Together with the Midlands Electricity supply business, bought for pounds 180m last year, this deal will give National Power 2.7 million domestic customers and allow it to move more aggressively into the home energy market with "dual fuel" offers.
Calortex, a joint venture between Calor and Texaco set up in 1995, now has 500,000 domestic gas customers, giving it 3 per cent of the total market. Centrica, trading as British Gas, still has an 80 per cent share.
In terms of independent gas retailers, Calortex is second only to Eastern group with a 13 per cent share. Last year Calortex had sales of pounds 77m and net assets of pounds 9m.
Keith Henry, chief executive of National Power, said its aim was to grow the supply business, eventually serving four to five million customers. Other gas and electricity supply businesses are being looked at.
A spokesman said there were no plans at present to replace Midlands Electricity or Calortex brands with National Power. The company's industrial and commercial energy supply business trades as Energy Direct.
No price details of the Calortex deal were disclosed, but analysts estimated National Power is paying just under pounds 40 per customer. This compares with the pounds 100 to pounds 160 per customer it paid when it took over Midlands' retail arm.
Meanwhile National Power said it had begun sending out the information memorandum on the sale of its 4,000-megawatt Drax coal-fired station. The sale is expected to raise about pounds 2bn.

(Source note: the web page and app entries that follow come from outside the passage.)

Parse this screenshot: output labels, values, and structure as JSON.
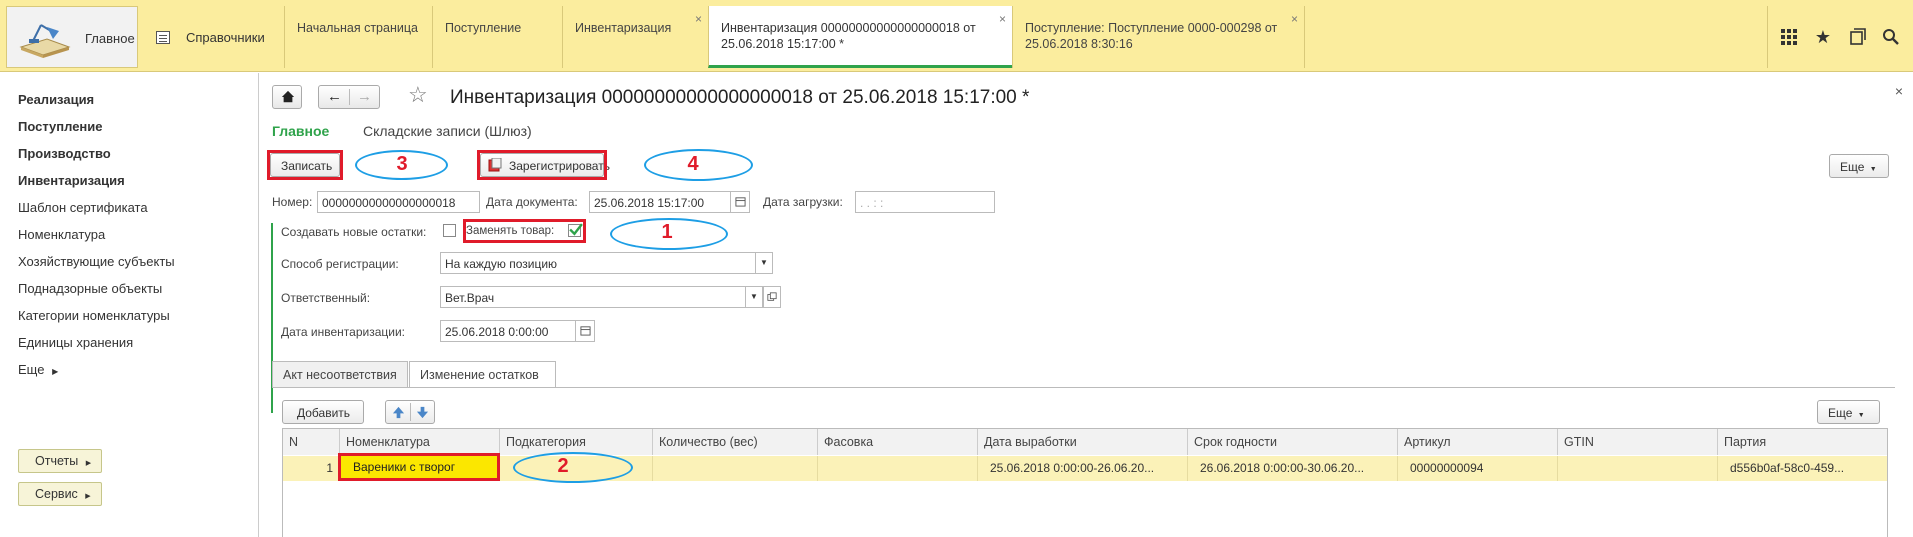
{
  "topbar": {
    "home_label": "Главное",
    "refs_label": "Справочники",
    "tabs": [
      {
        "label": "Начальная страница",
        "closable": false
      },
      {
        "label": "Поступление",
        "closable": false
      },
      {
        "label": "Инвентаризация",
        "closable": true
      },
      {
        "label": "Инвентаризация 00000000000000000018 от 25.06.2018 15:17:00 *",
        "closable": true
      },
      {
        "label": "Поступление: Поступление 0000-000298 от 25.06.2018 8:30:16",
        "closable": true
      }
    ],
    "close_glyph": "×",
    "icons": [
      "apps-grid-icon",
      "star-icon",
      "history-icon",
      "search-icon"
    ]
  },
  "sidebar": {
    "items": [
      {
        "label": "Реализация",
        "bold": true
      },
      {
        "label": "Поступление",
        "bold": true
      },
      {
        "label": "Производство",
        "bold": true
      },
      {
        "label": "Инвентаризация",
        "bold": true
      },
      {
        "label": "Шаблон сертификата",
        "bold": false
      },
      {
        "label": "Номенклатура",
        "bold": false
      },
      {
        "label": "Хозяйствующие субъекты",
        "bold": false
      },
      {
        "label": "Поднадзорные объекты",
        "bold": false
      },
      {
        "label": "Категории номенклатуры",
        "bold": false
      },
      {
        "label": "Единицы хранения",
        "bold": false
      },
      {
        "label": "Еще",
        "bold": false
      }
    ],
    "buttons": [
      "Отчеты",
      "Сервис"
    ]
  },
  "form": {
    "title": "Инвентаризация 00000000000000000018 от 25.06.2018 15:17:00 *",
    "tabs": [
      "Главное",
      "Складские записи (Шлюз)"
    ],
    "write_button": "Записать",
    "register_button": "Зарегистрировать",
    "more_button": "Еще",
    "fields": {
      "number_label": "Номер:",
      "number_value": "00000000000000000018",
      "doc_date_label": "Дата документа:",
      "doc_date_value": "25.06.2018 15:17:00",
      "load_date_label": "Дата загрузки:",
      "load_date_value": " .  .       :  :",
      "create_new_label": "Создавать новые остатки:",
      "create_new_checked": false,
      "replace_label": "Заменять товар:",
      "replace_checked": true,
      "reg_method_label": "Способ регистрации:",
      "reg_method_value": "На каждую позицию",
      "responsible_label": "Ответственный:",
      "responsible_value": "Вет.Врач",
      "inv_date_label": "Дата инвентаризации:",
      "inv_date_value": "25.06.2018  0:00:00"
    },
    "subtabs": [
      "Акт несоответствия",
      "Изменение остатков"
    ],
    "add_button": "Добавить",
    "columns": [
      "N",
      "Номенклатура",
      "Подкатегория",
      "Количество (вес)",
      "Фасовка",
      "Дата выработки",
      "Срок годности",
      "Артикул",
      "GTIN",
      "Партия"
    ],
    "rows": [
      [
        "1",
        "Вареники с творог",
        "",
        "",
        "",
        "25.06.2018 0:00:00-26.06.20...",
        "26.06.2018 0:00:00-30.06.20...",
        "00000000094",
        "",
        "d556b0af-58c0-459..."
      ]
    ]
  },
  "annotations": {
    "numbers": [
      "1",
      "2",
      "3",
      "4"
    ],
    "highlight_color": "#e01b2a",
    "ellipse_color": "#1d9ee5"
  },
  "colors": {
    "topbar": "#fbed9e",
    "accent_green": "#2fa34b",
    "row_highlight": "#fbf2b8"
  }
}
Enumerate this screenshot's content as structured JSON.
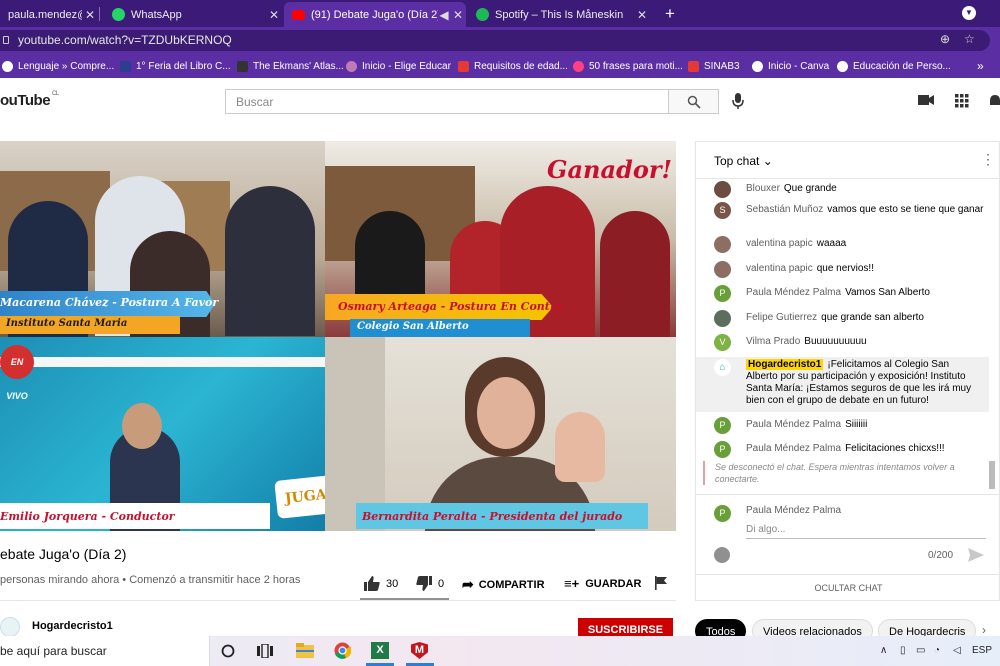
{
  "browser": {
    "tabs": [
      {
        "title": "paula.mendez@san",
        "active": false
      },
      {
        "title": "WhatsApp",
        "active": false
      },
      {
        "title": "(91) Debate Juga'o (Día 2) - ",
        "active": true
      },
      {
        "title": "Spotify – This Is Måneskin",
        "active": false
      }
    ],
    "url": "youtube.com/watch?v=TZDUbKERNOQ",
    "bookmarks": [
      "Lenguaje » Compre...",
      "1° Feria del Libro C...",
      "The Ekmans' Atlas...",
      "Inicio - Elige Educar",
      "Requisitos de edad...",
      "50 frases para moti...",
      "SINAB3",
      "Inicio - Canva",
      "Educación de Perso..."
    ],
    "colors": {
      "frame": "#3c1a78",
      "toolbar": "#5b2ea3"
    }
  },
  "youtube": {
    "logo": "ouTube",
    "region": "CL",
    "search_placeholder": "Buscar"
  },
  "video": {
    "participants": [
      {
        "name": "Macarena Chávez - Postura A Favor",
        "school": "Instituto Santa Maria"
      },
      {
        "name": "Osmary Arteaga - Postura En Contra",
        "school": "Colegio San Alberto"
      },
      {
        "name": "Emilio Jorquera - Conductor"
      },
      {
        "name": "Bernardita Peralta - Presidenta del jurado"
      }
    ],
    "winner_label": "Ganador!",
    "live_label": "EN VIVO",
    "brand_logo": "JUGA'O",
    "title": "ebate Juga'o (Día 2)",
    "meta": "personas mirando ahora • Comenzó a transmitir hace 2 horas",
    "likes": "30",
    "dislikes": "0",
    "share_label": "COMPARTIR",
    "save_label": "GUARDAR",
    "channel": "Hogardecristo1",
    "subscribe_label": "SUSCRIBIRSE"
  },
  "chat": {
    "header": "Top chat",
    "messages": [
      {
        "author": "Blouxer",
        "text": "Que grande",
        "avatar_color": "#6d4c41"
      },
      {
        "author": "Sebastián Muñoz",
        "text": "vamos que esto se tiene que ganar",
        "avatar_color": "#795548",
        "initial": "S"
      },
      {
        "author": "valentina papic",
        "text": "waaaa",
        "avatar_color": "#8d6e63"
      },
      {
        "author": "valentina papic",
        "text": "que nervios!!",
        "avatar_color": "#8d6e63"
      },
      {
        "author": "Paula Méndez Palma",
        "text": "Vamos San Alberto",
        "avatar_color": "#689f38",
        "initial": "P"
      },
      {
        "author": "Felipe Gutierrez",
        "text": "que grande san alberto",
        "avatar_color": "#5d6d5e"
      },
      {
        "author": "Vilma Prado",
        "text": "Buuuuuuuuuu",
        "avatar_color": "#7cb342",
        "initial": "V"
      },
      {
        "author": "Hogardecristo1",
        "text": "¡Felicitamos al Colegio San Alberto por su participación y exposición! Instituto Santa María: ¡Estamos seguros de que les irá muy bien con el grupo de debate en un futuro!",
        "avatar_color": "#ffffff",
        "owner": true
      },
      {
        "author": "Paula Méndez Palma",
        "text": "Siiiiiii",
        "avatar_color": "#689f38",
        "initial": "P"
      },
      {
        "author": "Paula Méndez Palma",
        "text": "Felicitaciones chicxs!!!",
        "avatar_color": "#689f38",
        "initial": "P"
      }
    ],
    "disconnected": "Se desconectó el chat. Espera mientras intentamos volver a conectarte.",
    "composer_user": "Paula Méndez Palma",
    "composer_initial": "P",
    "composer_placeholder": "Di algo...",
    "char_count": "0/200",
    "hide_label": "OCULTAR CHAT"
  },
  "chips": [
    "Todos",
    "Videos relacionados",
    "De Hogardecris"
  ],
  "taskbar": {
    "search_text": "be aquí para buscar",
    "lang": "ESP"
  }
}
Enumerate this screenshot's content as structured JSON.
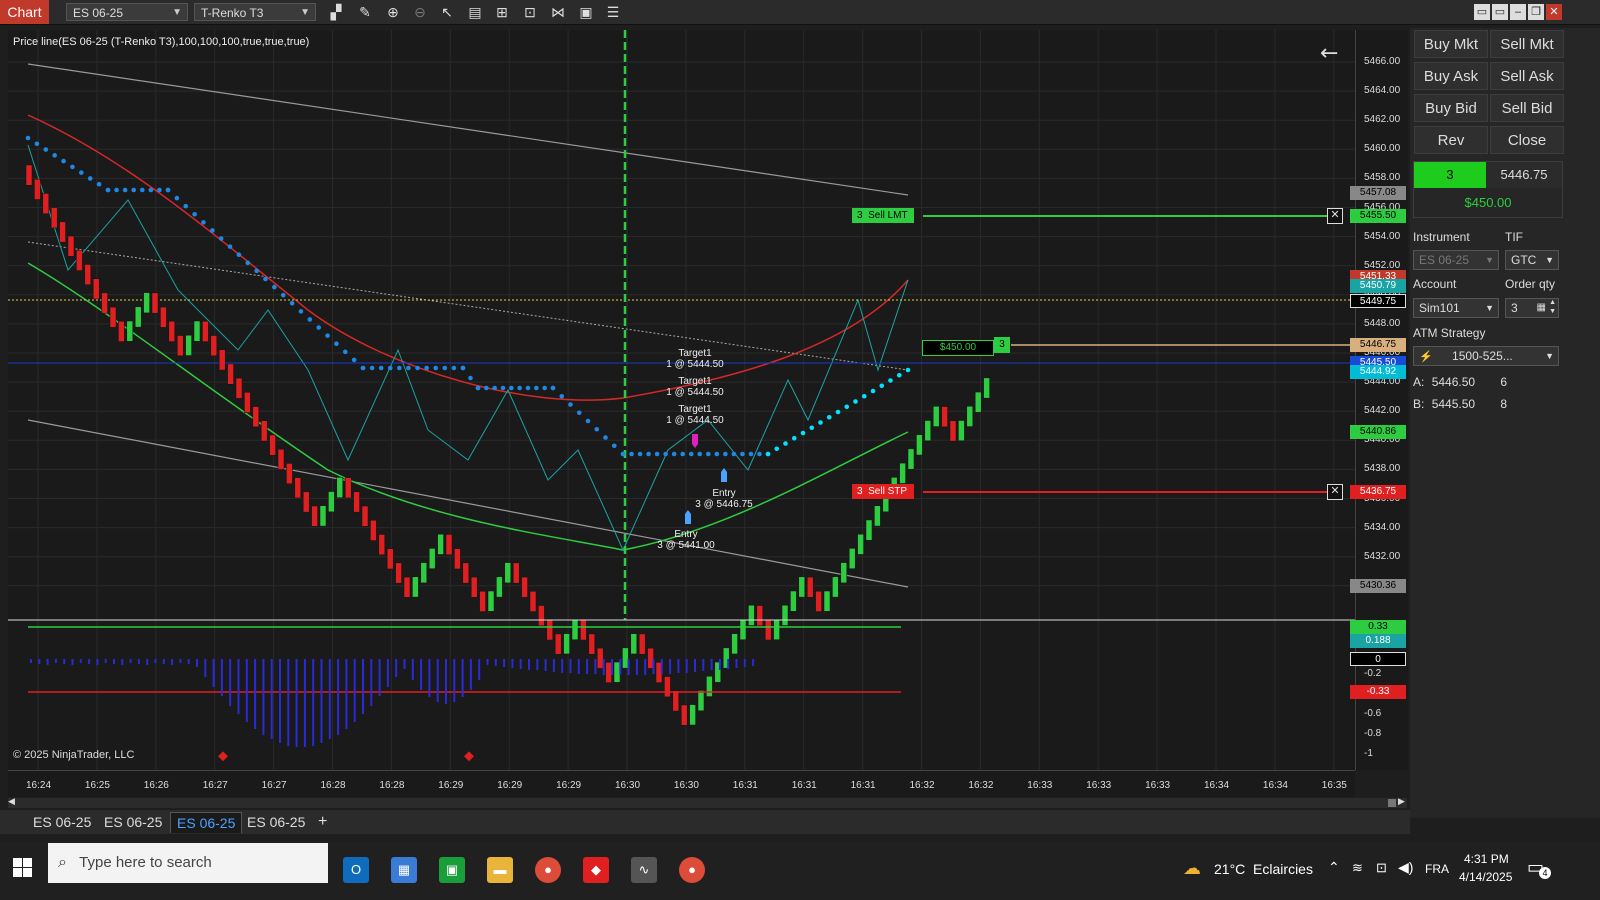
{
  "toolbar": {
    "chart_tab": "Chart",
    "instrument": "ES 06-25",
    "bar_type": "T-Renko T3"
  },
  "chart": {
    "indicator_label": "Price line(ES 06-25 (T-Renko T3),100,100,100,true,true,true)",
    "copyright": "© 2025 NinjaTrader, LLC",
    "price_ticks": [
      "5466.00",
      "5464.00",
      "5462.00",
      "5460.00",
      "5458.00",
      "5456.00",
      "5454.00",
      "5452.00",
      "5450.00",
      "5448.00",
      "5446.00",
      "5444.00",
      "5442.00",
      "5440.00",
      "5438.00",
      "5436.00",
      "5434.00",
      "5432.00",
      "5430.00"
    ],
    "price_tags": [
      {
        "text": "5457.08",
        "color": "#888888"
      },
      {
        "text": "5455.50",
        "color": "#2ecc40"
      },
      {
        "text": "5451.33",
        "color": "#c0392b"
      },
      {
        "text": "5450.79",
        "color": "#1aa3a3"
      },
      {
        "text": "5449.75",
        "color": "#000000"
      },
      {
        "text": "5446.75",
        "color": "#d8b080"
      },
      {
        "text": "5445.50",
        "color": "#1a4ad8"
      },
      {
        "text": "5444.92",
        "color": "#00bcd4"
      },
      {
        "text": "5440.86",
        "color": "#2ecc40"
      },
      {
        "text": "5436.75",
        "color": "#e02020"
      },
      {
        "text": "5430.36",
        "color": "#888888"
      }
    ],
    "osc_tags": [
      {
        "text": "0.33",
        "color": "#2ecc40"
      },
      {
        "text": "0.188",
        "color": "#1aa3a3"
      },
      {
        "text": "0",
        "color": "#000000"
      },
      {
        "text": "-0.33",
        "color": "#e02020"
      }
    ],
    "osc_ticks": [
      "-0.2",
      "-0.4",
      "-0.6",
      "-0.8",
      "-1"
    ],
    "time_ticks": [
      "16:24",
      "16:25",
      "16:26",
      "16:27",
      "16:27",
      "16:28",
      "16:28",
      "16:29",
      "16:29",
      "16:29",
      "16:30",
      "16:30",
      "16:31",
      "16:31",
      "16:31",
      "16:32",
      "16:32",
      "16:33",
      "16:33",
      "16:33",
      "16:34",
      "16:34",
      "16:35"
    ],
    "orders": {
      "sell_lmt": {
        "qty": "3",
        "label": "Sell LMT"
      },
      "sell_stp": {
        "qty": "3",
        "label": "Sell STP"
      },
      "position": {
        "pnl": "$450.00",
        "qty": "3"
      }
    },
    "annotations": [
      {
        "title": "Target1",
        "detail": "1 @ 5444.50"
      },
      {
        "title": "Target1",
        "detail": "1 @ 5444.50"
      },
      {
        "title": "Target1",
        "detail": "1 @ 5444.50"
      },
      {
        "title": "Entry",
        "detail": "3 @ 5446.75"
      },
      {
        "title": "Entry",
        "detail": "3 @ 5441.00"
      }
    ]
  },
  "right_panel": {
    "buttons": [
      "Buy Mkt",
      "Sell Mkt",
      "Buy Ask",
      "Sell Ask",
      "Buy Bid",
      "Sell Bid",
      "Rev",
      "Close"
    ],
    "position_qty": "3",
    "position_price": "5446.75",
    "position_pnl": "$450.00",
    "instrument_label": "Instrument",
    "instrument_value": "ES 06-25",
    "tif_label": "TIF",
    "tif_value": "GTC",
    "account_label": "Account",
    "account_value": "Sim101",
    "order_qty_label": "Order qty",
    "order_qty_value": "3",
    "atm_label": "ATM Strategy",
    "atm_value": "1500-525...",
    "ask_label": "A:",
    "ask_price": "5446.50",
    "ask_size": "6",
    "bid_label": "B:",
    "bid_price": "5445.50",
    "bid_size": "8"
  },
  "bottom_tabs": [
    "ES 06-25",
    "ES 06-25",
    "ES 06-25",
    "ES 06-25"
  ],
  "taskbar": {
    "search_placeholder": "Type here to search",
    "weather": "21°C  Eclaircies",
    "lang": "FRA",
    "time": "4:31 PM",
    "date": "4/14/2025",
    "notif_count": "4"
  }
}
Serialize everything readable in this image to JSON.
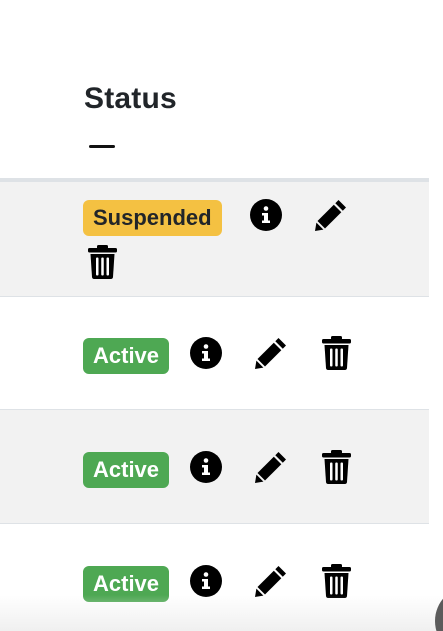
{
  "table": {
    "header": {
      "status_label": "Status"
    },
    "rows": [
      {
        "status": "Suspended",
        "status_color": "#f4c142",
        "actions": [
          "info-icon",
          "edit-icon",
          "delete-icon"
        ]
      },
      {
        "status": "Active",
        "status_color": "#4ea853",
        "actions": [
          "info-icon",
          "edit-icon",
          "delete-icon"
        ]
      },
      {
        "status": "Active",
        "status_color": "#4ea853",
        "actions": [
          "info-icon",
          "edit-icon",
          "delete-icon"
        ]
      },
      {
        "status": "Active",
        "status_color": "#4ea853",
        "actions": [
          "info-icon",
          "edit-icon",
          "delete-icon"
        ]
      }
    ]
  }
}
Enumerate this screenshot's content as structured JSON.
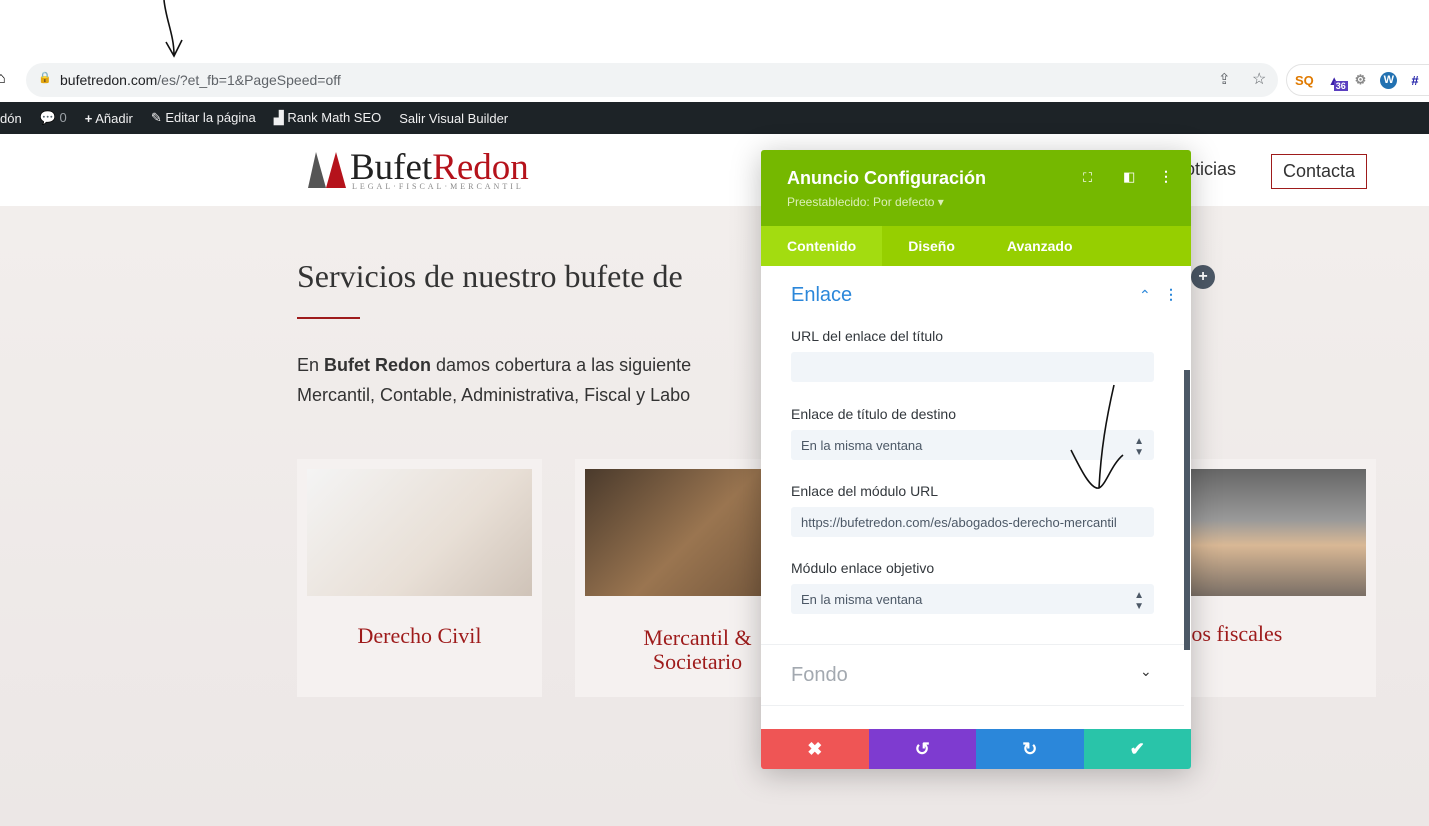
{
  "browser": {
    "url_host": "bufetredon.com",
    "url_path": "/es/?et_fb=1&PageSpeed=off",
    "extension_badge": "36",
    "ext_sq": "SQ",
    "ext_hash": "#"
  },
  "adminbar": {
    "site": "dón",
    "comments": "0",
    "add": "Añadir",
    "edit": "Editar la página",
    "rankmath": "Rank Math SEO",
    "exit": "Salir Visual Builder"
  },
  "header": {
    "logo_a": "Bufet",
    "logo_b": "Redon",
    "logo_tagline": "LEGAL·FISCAL·MERCANTIL",
    "nav_partial": "oticias",
    "contact": "Contacta"
  },
  "main": {
    "title": "Servicios de nuestro bufete de",
    "intro_strong": "Bufet Redon",
    "intro_pre": "En ",
    "intro_rest": " damos cobertura a las siguiente",
    "intro_line2": "Mercantil, Contable, Administrativa, Fiscal y Labo",
    "cards": [
      {
        "title": "Derecho Civil"
      },
      {
        "title": "Mercantil &",
        "title2": "Societario"
      },
      {
        "title": "rvicios fiscales"
      }
    ]
  },
  "panel": {
    "title": "Anuncio Configuración",
    "preset": "Preestablecido: Por defecto ▾",
    "tabs": [
      "Contenido",
      "Diseño",
      "Avanzado"
    ],
    "section": "Enlace",
    "fields": [
      {
        "label": "URL del enlace del título",
        "value": ""
      },
      {
        "label": "Enlace de título de destino",
        "value": "En la misma ventana"
      },
      {
        "label": "Enlace del módulo URL",
        "value": "https://bufetredon.com/es/abogados-derecho-mercantil"
      },
      {
        "label": "Módulo enlace objetivo",
        "value": "En la misma ventana"
      }
    ],
    "section2": "Fondo",
    "colors": {
      "cancel": "#ef5555",
      "undo": "#7e3bd0",
      "redo": "#2b87da",
      "save": "#29c4a9"
    }
  }
}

PowerGen is close to selling off two of its coal-fired stations, Fiddler's Ferry and Ferrybridge, for up to pounds 1.5bn. Observers believe nuclear generator British Energy and Mission Energy of the US, which already owns UK hydro- electric stations, will each buy a station.